- 2 tablespoons vodka
For the Crème Fraiche Mustard Sauce:
- ¼ cup mayonnaise
- 2 tablespoons Dijon mustard
- 2 tablespoons crème fraiche
- Juice from ½ of a juicy lemon
For the Spicy Blackberry Relish:
- Two baskets of fresh blackberries
- ¾ cup brown sugar
- 1 red onions, halved and sliced
- 1 tablespoon of ground
- 2 tablespoon Dijon mustard
- 1 cup apple cider wine vinegar
For the Garnish:
- Chive Oil
1. Make the Gravlax. Begin making the gravlax three days before service. Slice the salmon in half, lengthwise. Lay both halves, skin side down, on a plate. Sprinkle with the salt and sugar. Spread the dill over the salmon and splash with the vodka. Sandwich the fillets together, tail to tail, then wrap tightly in plastic wrap. Cover the sandwich with another plate and weigh it down with a can or two of tomatoes and refrigerate. Open the package every 12 to 24 hours and baste, inside and out, with the accumulated juices. On the second or third day, when the flesh has lost its translucence, slice thinly as you would smoked salmon — on the bias and without the skin.
2. Cook the Wild Rice. Bring the wild rice and water to a boil in a saucepan over high heat. Reduce heat to medium-low, cover, and simmer until the rice is tender but not mushy, 20 to 45 minutes depending on the variety of wild rice. Drain off any excess liquid, fluff the rice with a fork, and cook uncovered 5 minutes more.
3. Prepare the Wild Rice Pancake Batter. Whisk eggs, buttermilk, and vanilla in a large bowl. Combine flour, sugar, baking powder, nutmeg, and salt in a separate large bowl. Slowly add the dry ingredients to the egg mixture, beating well to make a smooth batter. Stir in butter and cooked wild rice.
4. Make the Spicy Blackberry Relish. Combine all the ingredients, except the vinegar, in a large saucepan. Stir mixture over medium heat until the blackberries burst. Season with salt and pepper, to taste. Add the vinegar and allow the mixture to simmer uncovered for 10 minutes over medium heat.
5. Make the Crème Fraiche Mustard Sauce. Combine all of the Crème Fraiche Mustard Sauce ingredients in a food processor and blend thoroughly.

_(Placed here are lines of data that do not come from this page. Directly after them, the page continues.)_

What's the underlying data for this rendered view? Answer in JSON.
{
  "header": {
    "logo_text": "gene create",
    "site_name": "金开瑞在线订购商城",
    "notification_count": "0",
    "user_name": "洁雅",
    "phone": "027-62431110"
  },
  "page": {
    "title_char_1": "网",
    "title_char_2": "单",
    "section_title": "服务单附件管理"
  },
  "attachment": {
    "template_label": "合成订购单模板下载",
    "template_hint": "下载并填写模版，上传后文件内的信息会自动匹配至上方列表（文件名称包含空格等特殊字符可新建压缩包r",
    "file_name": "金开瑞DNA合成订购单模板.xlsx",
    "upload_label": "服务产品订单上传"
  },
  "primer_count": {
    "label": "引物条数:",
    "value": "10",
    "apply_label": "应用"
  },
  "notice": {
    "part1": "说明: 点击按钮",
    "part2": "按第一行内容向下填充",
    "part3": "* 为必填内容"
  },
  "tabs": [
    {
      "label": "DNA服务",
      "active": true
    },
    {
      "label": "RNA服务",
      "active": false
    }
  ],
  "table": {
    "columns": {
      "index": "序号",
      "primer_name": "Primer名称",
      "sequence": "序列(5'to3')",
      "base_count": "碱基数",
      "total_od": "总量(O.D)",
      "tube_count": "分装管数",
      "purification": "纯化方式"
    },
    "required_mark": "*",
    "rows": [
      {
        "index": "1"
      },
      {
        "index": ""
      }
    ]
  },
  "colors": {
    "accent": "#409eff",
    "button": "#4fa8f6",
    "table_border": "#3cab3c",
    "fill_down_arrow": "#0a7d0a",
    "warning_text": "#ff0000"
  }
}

6. Cook the Wild Rice Pancakes. Heat a lightly oiled skillet over medium-high heat. For each pancake, pour 1/4 cup batter on griddle and cook until browned, about 1 ½ minutes. Flip and cook until browned on the other side, about 1 minute. Continue with remaining batter.

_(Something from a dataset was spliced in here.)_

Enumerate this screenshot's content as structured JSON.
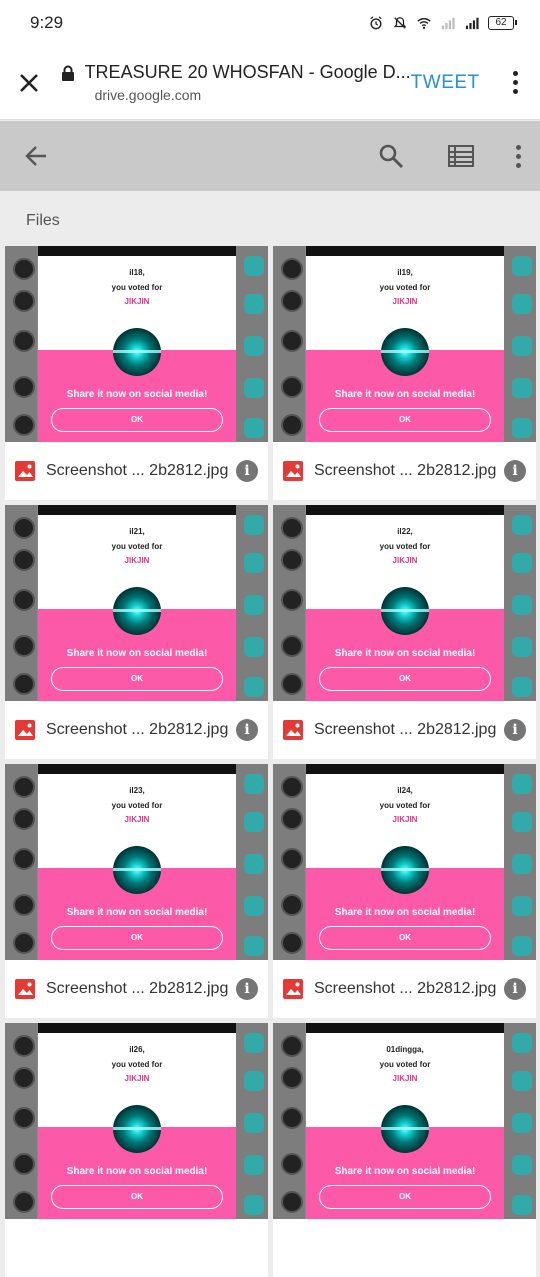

7. Plate the Dish. Place a Wild Rice Pancake on each plate. Top each pancake with several slices of gravlax, themselves topped with a teaspoon of the spicy blackberry relish. Spoon some of the blackberry relish liquid between the pancake and the rim. Garnish with chive oil and a bit of the dill from the gravlax.